Meanwhile, I repeat my request for anyone who feels strongly on the matter (either way) to write to their Sir Tony Baldry (the local MP) who has promised to forward all material to his successor. (He has been a friend to our cause for many years and I wish him well.)
I thought it would be useful to affected residents to pass on the details I’ve been given of train movement on the new line :
- max speed : 100mph passenger, 75mph freight
- speed through Islip likely lower than this, as within 2m of Oxford Parkway (OPW) station
- passenger operation : 06.30 – 24.00
- passenger frequency : 2 trains per hour (tph) until March 2019, then 4tph, in each direction
- freight frequency : 2 trains per day until March 2019, then up to 1tph.
March 2019 is when EWR Phase 2 (Oxford – Bedford) service is currently anticipated.
I remain sceptical about train speed through Islip being reduced by proximity to OPW. There is considerable financial incentive to shave every second off journey time. (There is no requirement to reduce speed around the bends or through station.)
The above does not represent the final word. Electrification is still intended, and service level afterward remains ‘unknown’. Other operators are free to propose services which use the line as a link within the wider network. The capacity of the line is likely around 20tph (in each direction) with current signalling technology, and could perhaps increase further with a “moving-block” system.
Railfuture will be holding their AGM on Saturday 18th April 10.30 at West Oxford Community Centre, Botley Road (5min walk from Oxford station).
Adrian Shooter, former MD of Chiltern Railways, and the instigator of the Evergreen 3 project will be speaking, and perhaps taking a question or two.
Both Islip and Bicester Town (sic) stations are becoming recognisable, and it’s fun to compare the new ‘shed’ architecture with the timber and stone of old :
Both stations stood for more than a century, beginning with the Buckinghamshire railway, which terminated at Islip for two years because GWR refused access to their station in Oxford.
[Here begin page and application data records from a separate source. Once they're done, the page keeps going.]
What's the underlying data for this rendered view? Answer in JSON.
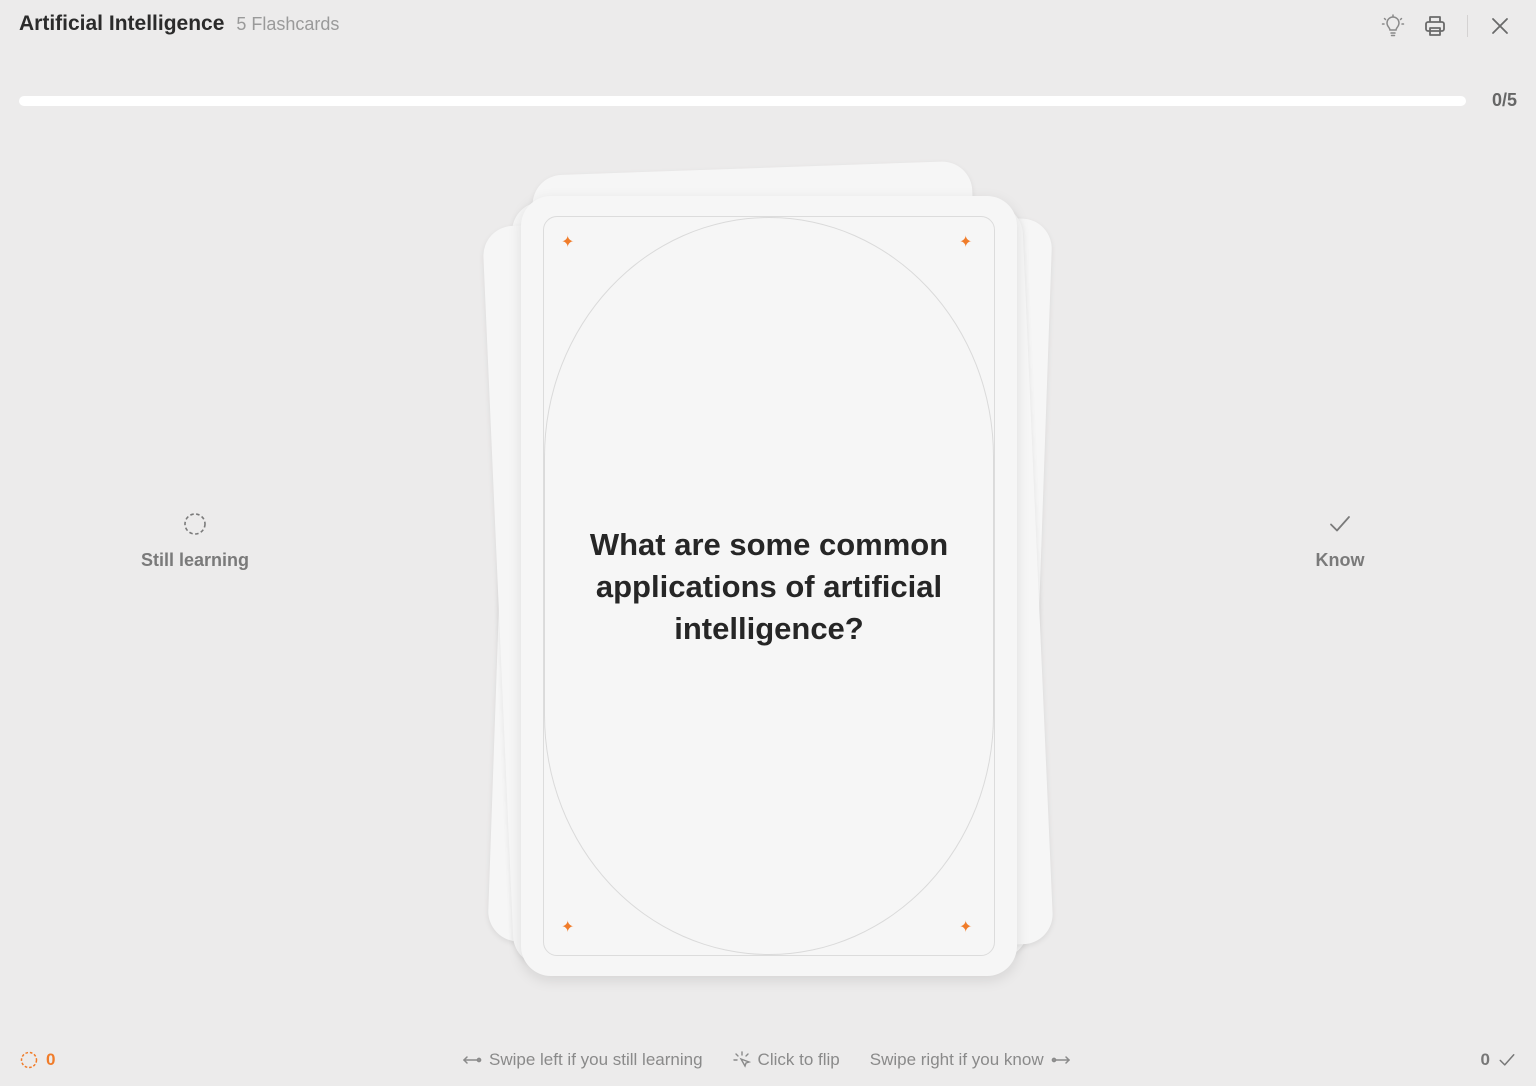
{
  "header": {
    "title": "Artificial Intelligence",
    "subtitle": "5 Flashcards"
  },
  "progress": {
    "label": "0/5",
    "fraction": 0
  },
  "actions": {
    "still_learning_label": "Still learning",
    "know_label": "Know"
  },
  "card": {
    "question": "What are some common applications of artificial intelligence?"
  },
  "footer": {
    "still_learning_count": "0",
    "know_count": "0",
    "hint_swipe_left": "Swipe left if you still learning",
    "hint_click_flip": "Click to flip",
    "hint_swipe_right": "Swipe right if you know"
  },
  "colors": {
    "accent": "#f07c2a",
    "background": "#ecebeb",
    "card": "#f6f6f6"
  }
}
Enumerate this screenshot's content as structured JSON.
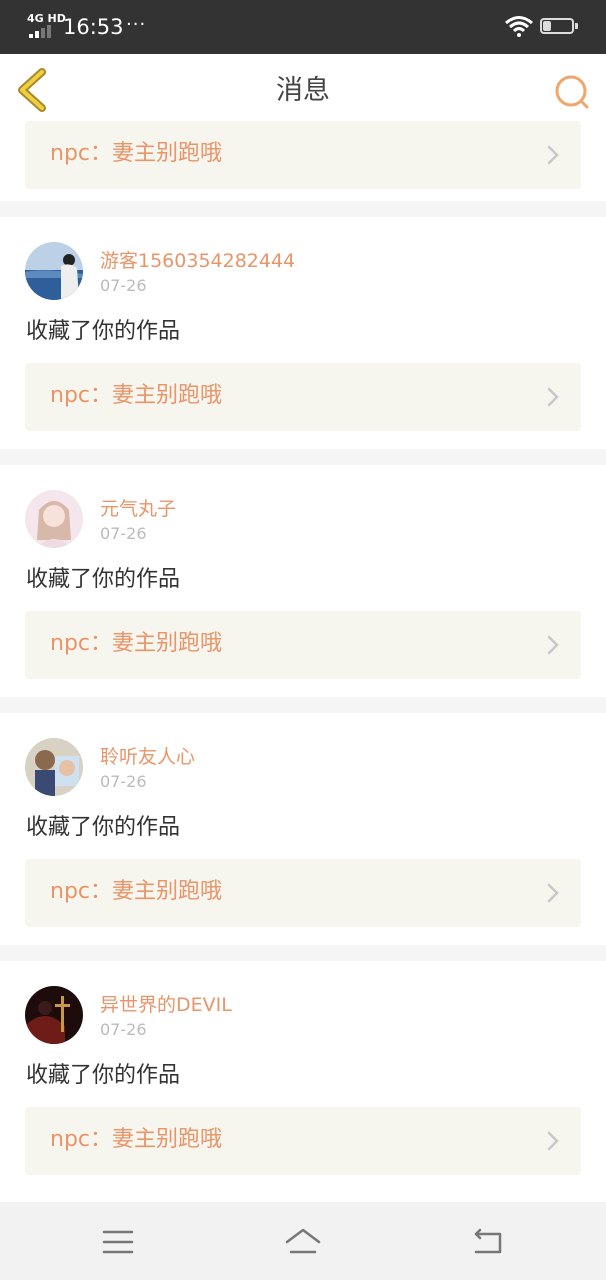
{
  "status_bar": {
    "network": "4G HD",
    "time": "16:53",
    "dots": "···",
    "battery": "26"
  },
  "header": {
    "title": "消息",
    "back_icon": "back-chevron-icon",
    "search_icon": "search-icon"
  },
  "top_partial_card": {
    "work_label": "npc：妻主别跑哦"
  },
  "messages": [
    {
      "user": "游客1560354282444",
      "date": "07-26",
      "action": "收藏了你的作品",
      "work_label": "npc：妻主别跑哦",
      "avatar_colors": [
        "#4d7db5",
        "#cfd9e4"
      ]
    },
    {
      "user": "元气丸子",
      "date": "07-26",
      "action": "收藏了你的作品",
      "work_label": "npc：妻主别跑哦",
      "avatar_colors": [
        "#f3e4ea",
        "#c9a79a"
      ]
    },
    {
      "user": "聆听友人心",
      "date": "07-26",
      "action": "收藏了你的作品",
      "work_label": "npc：妻主别跑哦",
      "avatar_colors": [
        "#7b6a55",
        "#3a4a6a"
      ]
    },
    {
      "user": "异世界的DEVIL",
      "date": "07-26",
      "action": "收藏了你的作品",
      "work_label": "npc：妻主别跑哦",
      "avatar_colors": [
        "#2a1212",
        "#8a2a22"
      ]
    }
  ],
  "nav_bar": {
    "menu_icon": "menu-icon",
    "home_icon": "home-icon",
    "back_icon": "return-icon"
  },
  "colors": {
    "accent": "#e8956a",
    "back_icon": "#e8c33a",
    "card_bg": "#f6f5ee"
  }
}
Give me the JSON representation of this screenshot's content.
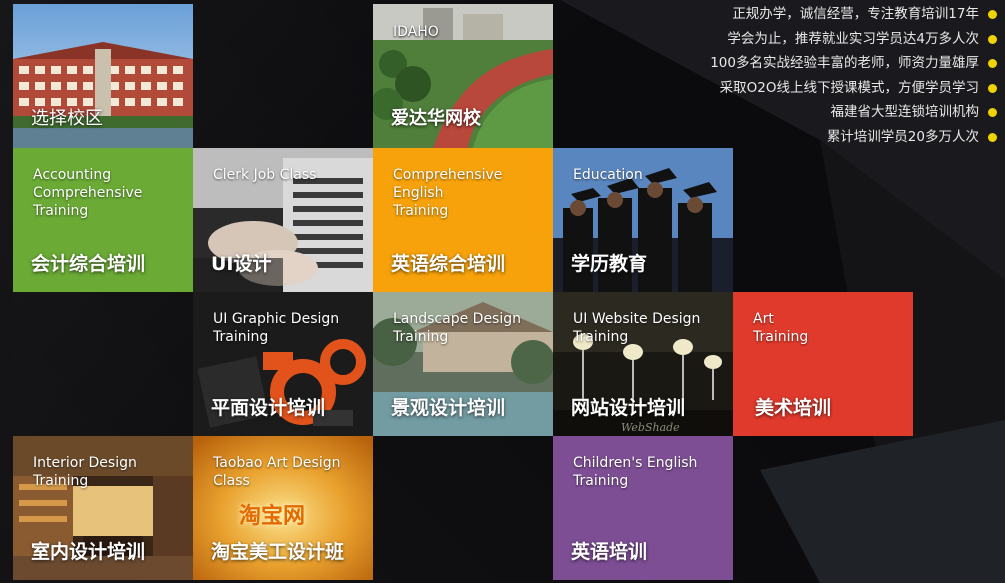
{
  "features": [
    "正规办学，诚信经营，专注教育培训17年",
    "学会为止，推荐就业实习学员达4万多人次",
    "100多名实战经验丰富的老师，师资力量雄厚",
    "采取O2O线上线下授课模式，方便学员学习",
    "福建省大型连锁培训机构",
    "累计培训学员20多万人次"
  ],
  "colors": {
    "accounting": "#6aaa35",
    "english": "#f7a20a",
    "art": "#e03a2c",
    "children": "#7d4e94",
    "bullet": "#f0d400"
  },
  "campus": {
    "label": "选择校区"
  },
  "online": {
    "sign": "IDAHO",
    "label": "爱达华网校"
  },
  "courses": {
    "accounting": {
      "en": "Accounting\nComprehensive\nTraining",
      "cn": "会计综合培训"
    },
    "clerk": {
      "en": "Clerk Job Class",
      "cn": "UI设计"
    },
    "english": {
      "en": "Comprehensive\nEnglish\nTraining",
      "cn": "英语综合培训"
    },
    "education": {
      "en": "Education",
      "cn": "学历教育"
    },
    "graphic": {
      "en": "UI Graphic Design\nTraining",
      "cn": "平面设计培训"
    },
    "landscape": {
      "en": "Landscape Design\nTraining",
      "cn": "景观设计培训"
    },
    "website": {
      "en": "UI Website Design\nTraining",
      "cn": "网站设计培训",
      "watermark": "WebShade"
    },
    "art": {
      "en": "Art\nTraining",
      "cn": "美术培训"
    },
    "interior": {
      "en": "Interior Design\nTraining",
      "cn": "室内设计培训"
    },
    "taobao": {
      "en": "Taobao Art Design\nClass",
      "cn": "淘宝美工设计班",
      "logo": "淘宝网"
    },
    "children": {
      "en": "Children's English\nTraining",
      "cn": "英语培训"
    }
  }
}
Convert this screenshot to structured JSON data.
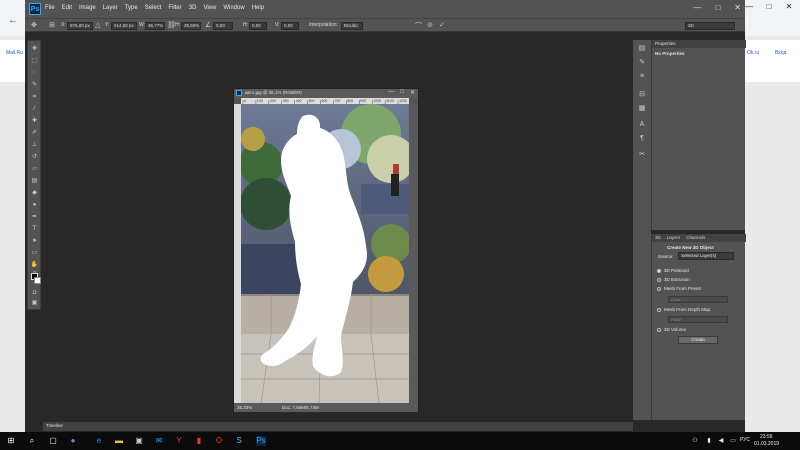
{
  "browser": {
    "links_left": [
      "Mail.Ru"
    ],
    "links_right": [
      "Ok.ru",
      "Вход"
    ],
    "nav_back": "←"
  },
  "app": {
    "logo": "Ps",
    "menu": [
      "File",
      "Edit",
      "Image",
      "Layer",
      "Type",
      "Select",
      "Filter",
      "3D",
      "View",
      "Window",
      "Help"
    ],
    "win_controls": [
      "—",
      "□",
      "✕"
    ]
  },
  "options_bar": {
    "x_label": "X:",
    "x_value": "976,00 px",
    "y_label": "Y:",
    "y_value": "614,50 px",
    "w_label": "W:",
    "w_value": "36,77%",
    "h_label": "H:",
    "h_value": "35,55%",
    "angle_value": "0,00",
    "hskew_label": "H:",
    "hskew_value": "0,00",
    "vskew_label": "V:",
    "vskew_value": "0,00",
    "interp_label": "Interpolation:",
    "interp_value": "Bicubic",
    "workspace_value": "3D"
  },
  "document": {
    "title": "автo.jpg @ 35,1% (RGB/8#)",
    "controls": [
      "—",
      "□",
      "✕"
    ],
    "ruler_marks": [
      "0",
      "100",
      "200",
      "300",
      "400",
      "500",
      "600",
      "700",
      "800",
      "900",
      "1000",
      "1100",
      "1200"
    ],
    "zoom": "35,33%",
    "doc_size": "Doc: 7,55M/6,74M"
  },
  "properties": {
    "tab": "Properties",
    "empty_text": "No Properties"
  },
  "panel_3d": {
    "tabs": [
      "3D",
      "Layers",
      "Channels"
    ],
    "title": "Create New 3D Object",
    "source_label": "Source:",
    "source_value": "Selected Layer(s)",
    "options": [
      "3D Postcard",
      "3D Extrusion",
      "Mesh From Preset",
      "Mesh From Depth Map",
      "3D Volume"
    ],
    "preset_value": "Cone",
    "depthmap_value": "Plane",
    "create_label": "Create"
  },
  "timeline": {
    "label": "Timeline"
  },
  "taskbar": {
    "time": "23:56",
    "date": "01.03.2019",
    "lang": "РУС"
  }
}
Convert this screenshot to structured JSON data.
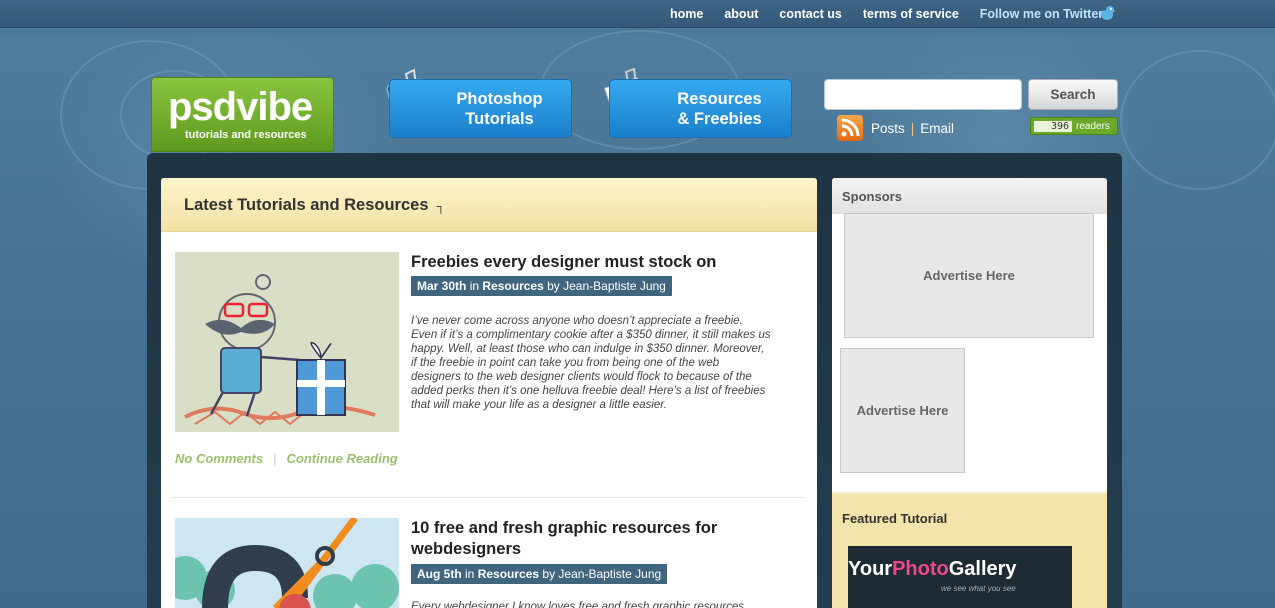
{
  "topnav": {
    "items": [
      "home",
      "about",
      "contact us",
      "terms of service"
    ],
    "twitter": "Follow me on Twitter"
  },
  "logo": {
    "brand": "psdvibe",
    "tagline": "tutorials and resources"
  },
  "nav": {
    "photoshop": {
      "line1": "Photoshop",
      "line2": "Tutorials"
    },
    "resources": {
      "line1": "Resources",
      "line2": "& Freebies"
    }
  },
  "search": {
    "value": "",
    "button": "Search"
  },
  "subscribe": {
    "posts": "Posts",
    "separator": "|",
    "email": "Email",
    "readers_count": "396",
    "readers_label": "readers"
  },
  "main": {
    "heading": "Latest Tutorials and Resources",
    "posts": [
      {
        "title": "Freebies every designer must stock on",
        "date": "Mar 30th",
        "in": "in",
        "category": "Resources",
        "by": "by Jean-Baptiste Jung",
        "excerpt": "I’ve never come across anyone who doesn’t appreciate a freebie. Even if it’s a complimentary cookie after a $350 dinner, it still makes us happy. Well, at least those who can indulge in $350 dinner. Moreover, if the freebie in point can take you from being one of the web designers to the web designer clients would flock to because of the added perks then it’s one helluva freebie deal! Here’s a list of freebies that will make your life as a designer a little easier.",
        "comments": "No Comments",
        "continue": "Continue Reading"
      },
      {
        "title": "10 free and fresh graphic resources for webdesigners",
        "date": "Aug 5th",
        "in": "in",
        "category": "Resources",
        "by": "by Jean-Baptiste Jung",
        "excerpt": "Every webdesigner I know loves free and fresh graphic resources."
      }
    ]
  },
  "sidebar": {
    "sponsors": "Sponsors",
    "ad_big": "Advertise Here",
    "ad_small": "Advertise Here",
    "featured": "Featured Tutorial",
    "featured_title_a": "Your",
    "featured_title_b": "Photo",
    "featured_title_c": "Gallery",
    "featured_sub": "we see what you see"
  }
}
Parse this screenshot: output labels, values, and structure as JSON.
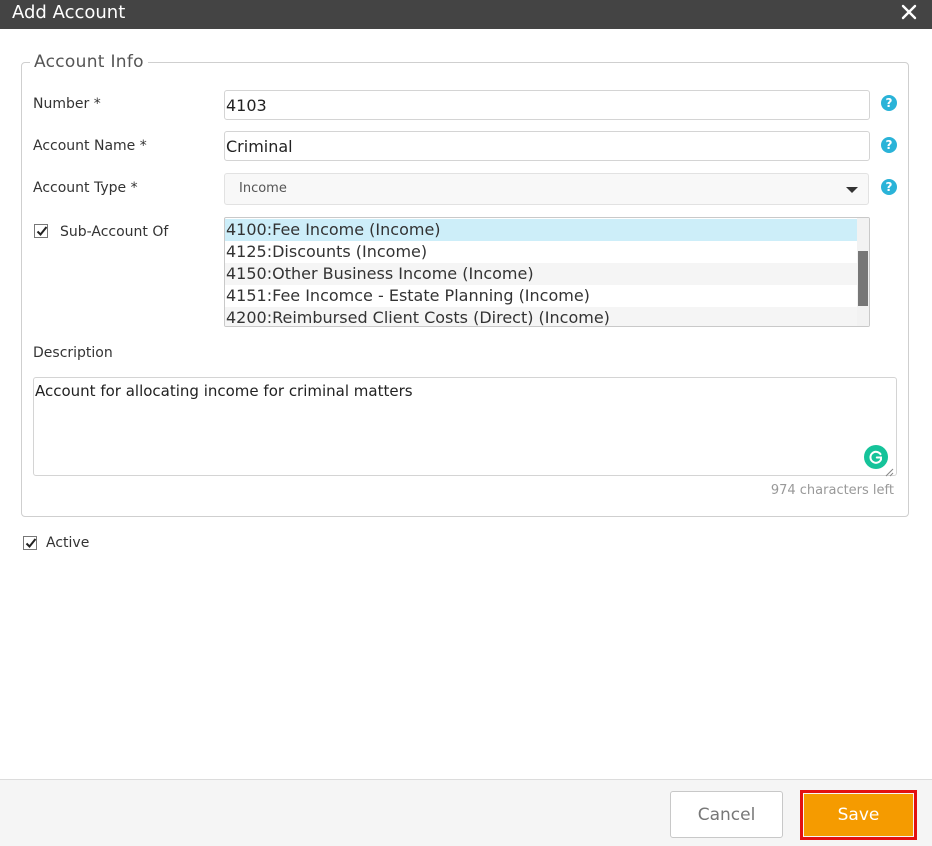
{
  "window": {
    "title": "Add Account"
  },
  "form": {
    "section_title": "Account Info",
    "number": {
      "label": "Number *",
      "value": "4103"
    },
    "account_name": {
      "label": "Account Name *",
      "value": "Criminal"
    },
    "account_type": {
      "label": "Account Type *",
      "value": "Income"
    },
    "sub_account": {
      "label": "Sub-Account Of",
      "checked": true,
      "options": [
        "4100:Fee Income (Income)",
        "4125:Discounts (Income)",
        "4150:Other Business Income (Income)",
        "4151:Fee Incomce - Estate Planning (Income)",
        "4200:Reimbursed Client Costs (Direct) (Income)"
      ],
      "selected_index": 0
    },
    "description": {
      "label": "Description",
      "value": "Account for allocating income for criminal matters",
      "chars_left": "974 characters left"
    },
    "active": {
      "label": "Active",
      "checked": true
    }
  },
  "footer": {
    "cancel_label": "Cancel",
    "save_label": "Save"
  },
  "colors": {
    "titlebar": "#444444",
    "help_icon": "#2ab3d8",
    "selected_option": "#cdeef9",
    "save_button": "#f59b00",
    "save_highlight": "#e31010",
    "grammarly": "#15c39a"
  },
  "icons": {
    "close": "close-icon",
    "help": "help-icon",
    "dropdown": "chevron-down-icon",
    "checkbox": "checkmark-icon",
    "grammarly": "grammarly-icon"
  }
}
Eventually separate track had to be constructed into a new station at Rewley Road, right next to the GWR one. One minor problem would have been the different track gauge – Brunel sensibly built with a wider one.
There is more history of Bicester station here, and of Islip station here.
Network Rail have informed me that the original ramp leading down from Bletchingdon Road to the western platform at Islip station will definitely be reinstated, removing the need to cross via the footbridge from the eastern one. (Sadly, this will see the demise of the green verge, and its daffodils, on the northern side of the road bridge, but arguably in a good cause.)
A neighbour has kindly passed an aerial view of the works in Islip from the cockpit of his glider.
I regret that my last word is to pass on what a local resident has been told, confirmed by a workman, that the project is significantly behind schedule. Just how much behind remains unclear. The Consortium will no doubt deny this, and it also remains possible that any loss of progress can be made up now that spring is here, and conditions improve.
We can but wait and see.
As construction progresses, there is growing concern about the degree of noise along the line and the limited amount of abatement included. Wolvercote residents appear to have won an improvement known as “silent track”, which makes one wonder why this is not to be used elsewhere, such as within Bicester and Islip, and neighbouring Wendlebury, where a riding school is threatened with closure because Network Rail has thus far refused a noise barrier (story here).
Many residents are going to be profoundly affected by noise, including yours truly who lives but 100m away. Remember that your back yard may be next.